Terrain: rolling hills outside of Lviv

Rolling hills outside of Lviv mark the Main European Water Divide. Roads to the north of Lviv run through open fields with occasional small forests.

Towns: Zhovkva a Town Worth a Visit

Larger towns to the north of Lviv include Zhovkva, Rava Ruska, Chervonohrad and Sokal. Zhovkva is worth a trip on its own to see the main square with a palace, several beautiful churches and a large synagogue.

Traffic: Heavy Trucks Heading to the Border

Unlike Lviv with its heavy and slow traffic, roads outside of the city have few cars. Traffic may be more intense near Zhovkva and in close proximity to the Polish border. Occasionally, heavy trucks heading to the border crossing may limit visibility and are hard to pass on narrow roads.

What to Watch out For: icy sloped roads in winter

Farm animals and pedestrians may walk on the roads. Also, hilly terrain to the north of Lviv can make driving harder due to slippery driving conditions in winter. Look out for trucks parked on road shoulders when approaching the border. Also, beware of police speed traps near towns, such as Zhovkva, Rava Ruska and Chervonohrad.

DRIVING SOUTH OF LVIV

Please consider using CAR TRANSFERS BY LVIV ECOTOUR service for trips south of Lviv. Hiring our driver with car is not only an easy transfer option between towns in Ukraine, but you will also have a driver ready to assist as a tour guide in the Carpathian Mountains or through towns of rural Ukraine.

Driving south of Lviv with Lviv Ecotour’s driver is the fastest way to reach the Carpathian Mountains from Lviv. For day trips to the mountains you will be going on Highway M06 directly south of Lviv towards Stryi. Road M06 is the best quality highway in Ukraine. It passes near Lviv connecting it to the westernmost tip of Ukraine in the town of Chop. The foothills of the Carpathian Mountains can be reached from Lviv within about one hour.

Roads: M06 is Ukraine’s main highway

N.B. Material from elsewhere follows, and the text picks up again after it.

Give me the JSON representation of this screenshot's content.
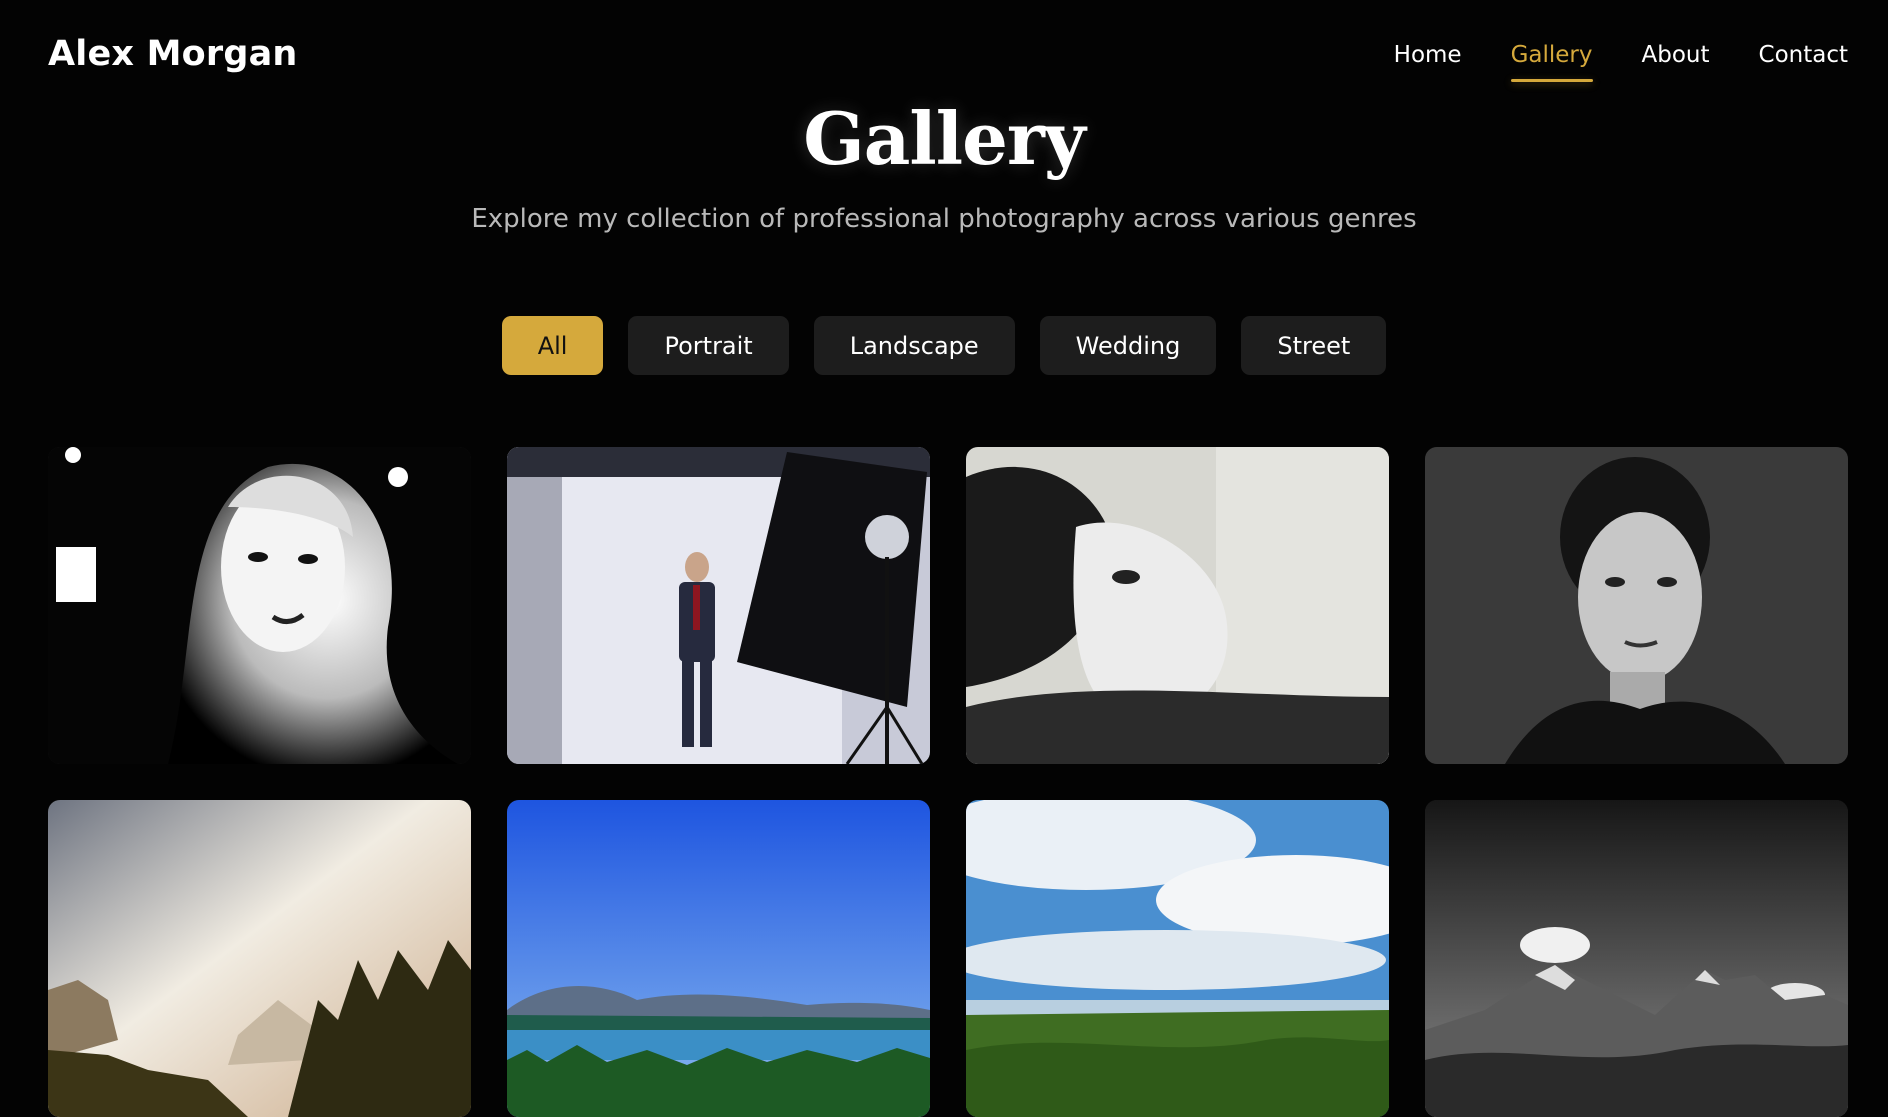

While driving on road M06 to the south of Lviv, for a moment you may forget that you are in Ukraine. The highway has been resurfaced and widened. The road is so smooth that it takes some time to get used to driving without bumps and potholes that are frequent on most roads in Ukraine. Road H09 also leads to the south of Lviv, and is a good way to reach the Carpathian wilderness near the border with Romania. H09 runs through the towns of Rohatyn, Burshtyn and Ivano-Frankivsk.

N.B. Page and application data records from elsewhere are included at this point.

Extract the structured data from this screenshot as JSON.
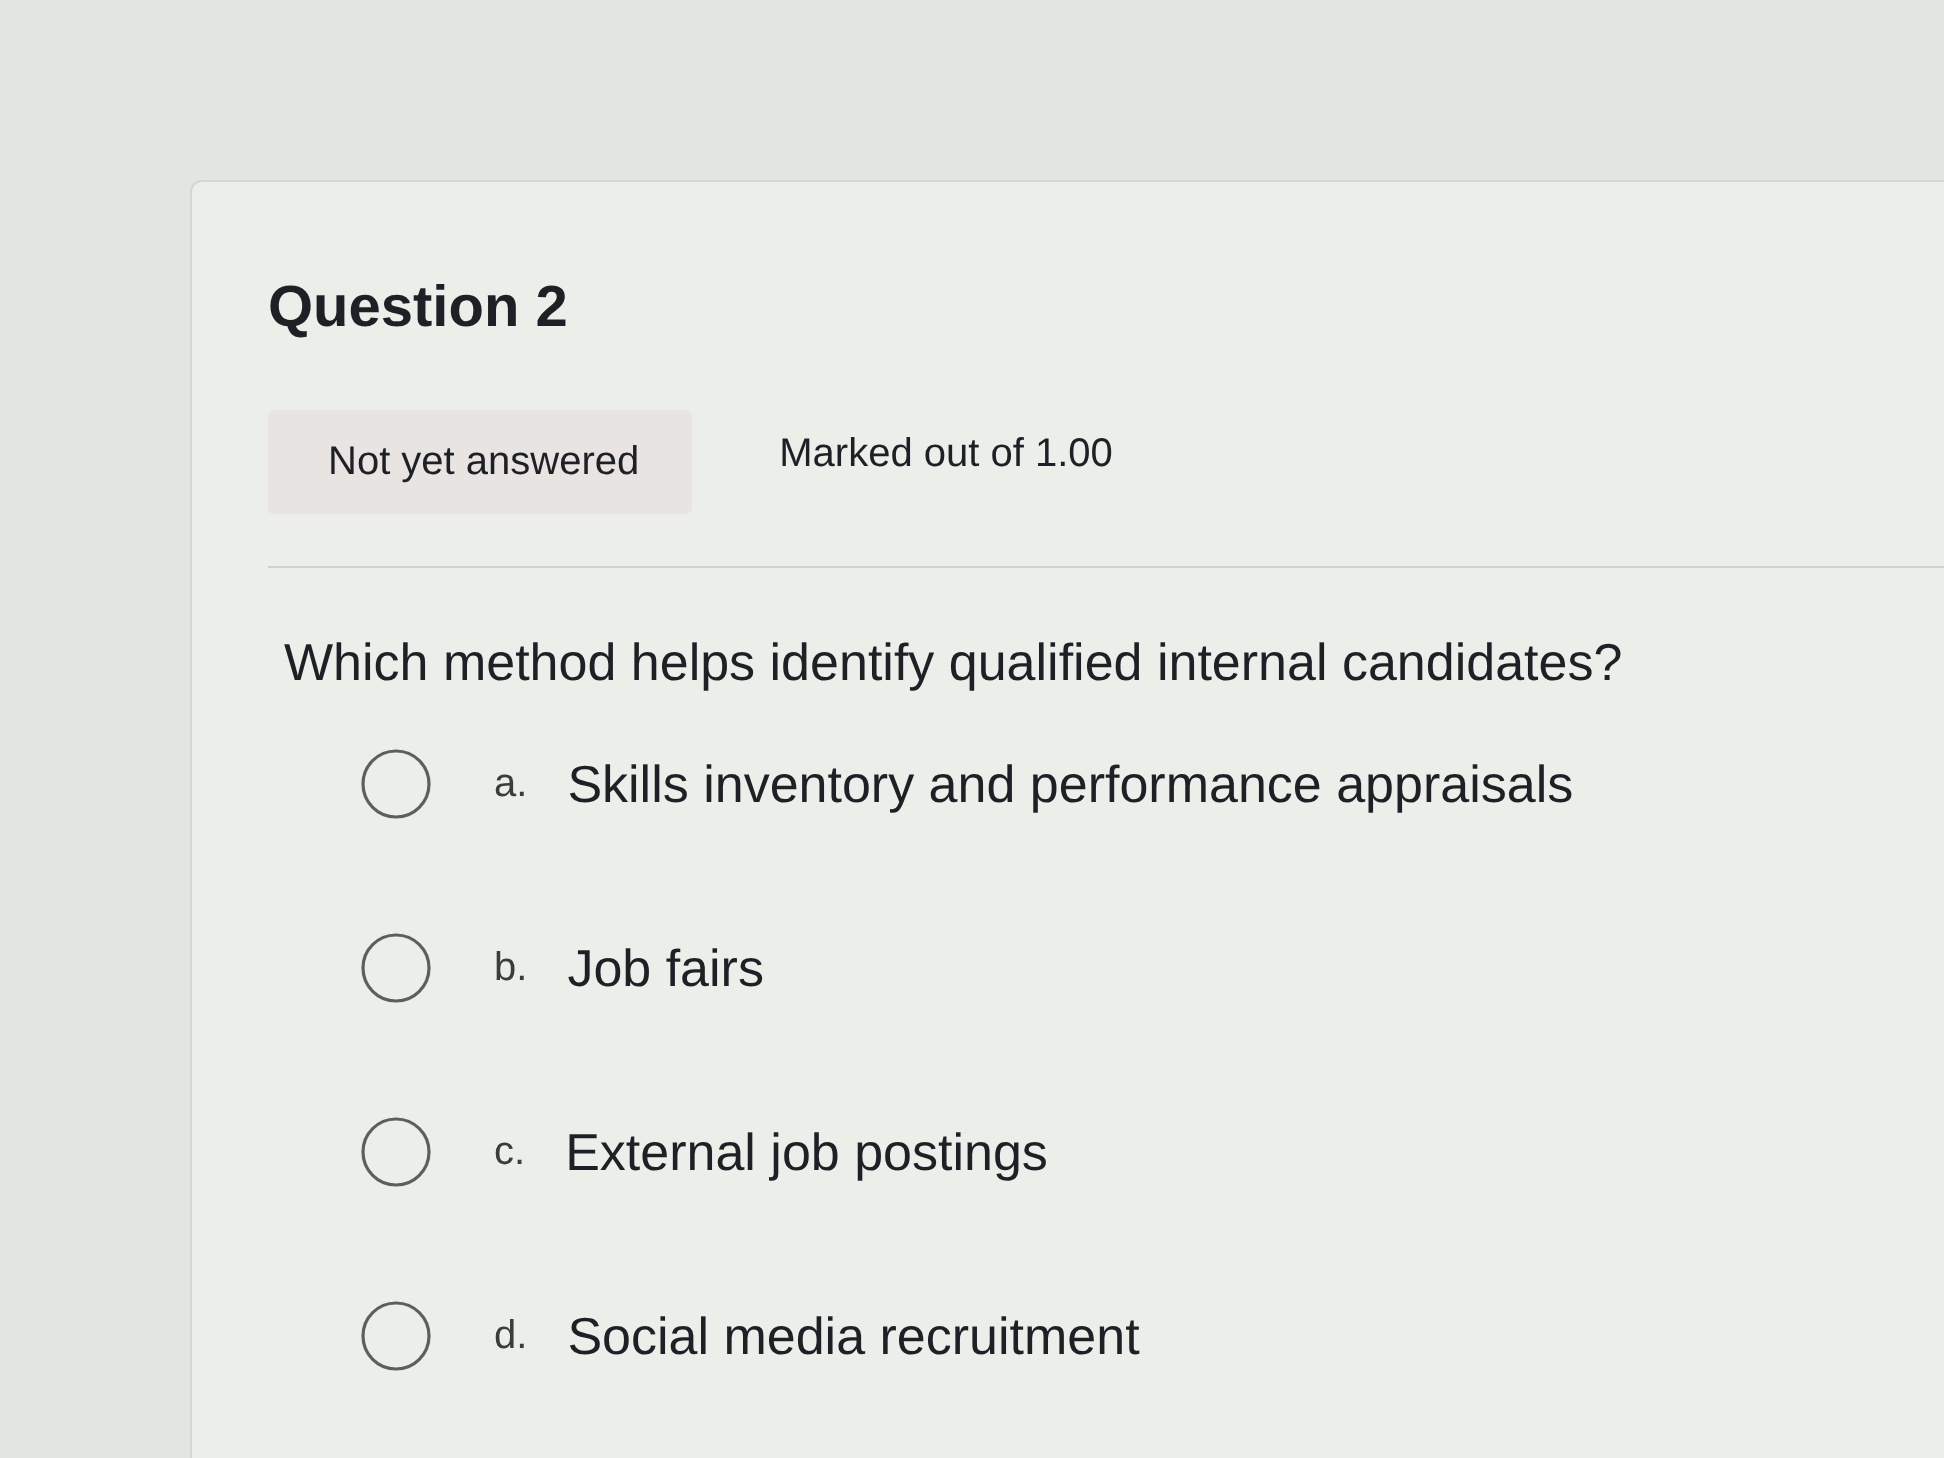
{
  "question": {
    "title": "Question 2",
    "status": "Not yet answered",
    "mark": "Marked out of 1.00",
    "text": "Which method helps identify qualified internal candidates?"
  },
  "options": [
    {
      "letter": "a.",
      "label": "Skills inventory and performance appraisals",
      "selected": false
    },
    {
      "letter": "b.",
      "label": "Job fairs",
      "selected": false
    },
    {
      "letter": "c.",
      "label": "External job postings",
      "selected": false
    },
    {
      "letter": "d.",
      "label": "Social media recruitment",
      "selected": false
    }
  ]
}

Terrain: the shortest way to the mountains from Lviv

The area south of Lviv is mostly flat. The stretch through the mountains is winding and rises gradually to the Mountain Pass on Highway M06 near the old Hungarian border. Later the road dips towards the Great Hungarian plain with the towns of Mukachevo and Uzhogorod. The drive through the mountains in clear weather has some beautiful views of the terrain with distant villages scattered around the slopes.

Towns: skip Ivano-Frankivsk on the way to the Carpathians

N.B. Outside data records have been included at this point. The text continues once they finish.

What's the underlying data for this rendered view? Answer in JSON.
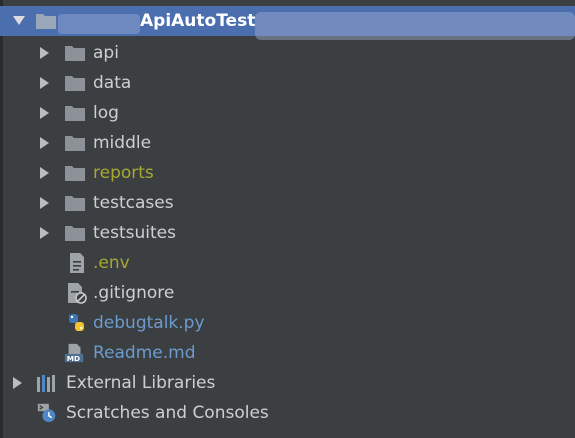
{
  "project_tree": {
    "root": {
      "label": "ApiAutoTest",
      "expanded": true
    },
    "folders": [
      {
        "label": "api"
      },
      {
        "label": "data"
      },
      {
        "label": "log"
      },
      {
        "label": "middle"
      },
      {
        "label": "reports"
      },
      {
        "label": "testcases"
      },
      {
        "label": "testsuites"
      }
    ],
    "files": [
      {
        "label": ".env",
        "icon": "text-file-icon"
      },
      {
        "label": ".gitignore",
        "icon": "ignored-file-icon"
      },
      {
        "label": "debugtalk.py",
        "icon": "python-file-icon"
      },
      {
        "label": "Readme.md",
        "icon": "markdown-file-icon"
      }
    ],
    "external_libraries": {
      "label": "External Libraries"
    },
    "scratches": {
      "label": "Scratches and Consoles"
    }
  },
  "colors": {
    "background": "#3c3f41",
    "selection": "#4b6eaf",
    "folder": "#8c9297",
    "modified_text": "#a6a832",
    "new_text": "#6d9bcd",
    "normal_text": "#cfcfcf"
  }
}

Stryi is an hour’s drive south of Lviv along M06. The town has some interesting sites, but the main highway goes around it and then rises towards the mountains. Ivano-Frankivsk is a large city along Road H09. It is comparable in size to Lviv. If you do not need to see the town, choose a ring road and head straight to the mountain town of Yaremche. Gas stations are almost everywhere along the way. Ivano-Frankivsk is a good place to stock up on food for the trip to the mountains.

Traffic: many pedestrians in towns along the way

As the main east to west roadway across Ukraine, Highway M06 is busier than most other roads. Heavy commercial traffic crossing the mountains on the way to Kyiv and more easterly destinations rumbles along M06 day and night. Fortunately, traffic is still very light compared to a similar road in Poland or Hungary. H09 to Ivano Frankivsk is rarely busy with the exception of slower stretches through Rohatyn and near Ivano Frankivsk.

What to Watch out For: horse drawn carts after dark

From spring to fall, slow moving farming equipment can cause delays and is poorly visible after dark. Also watch out for horse drawn carts that are frequent in this area. With the price of fuel constantly on the rise, horses are widely used by small farmers as cheap transportation, for haulage and field work.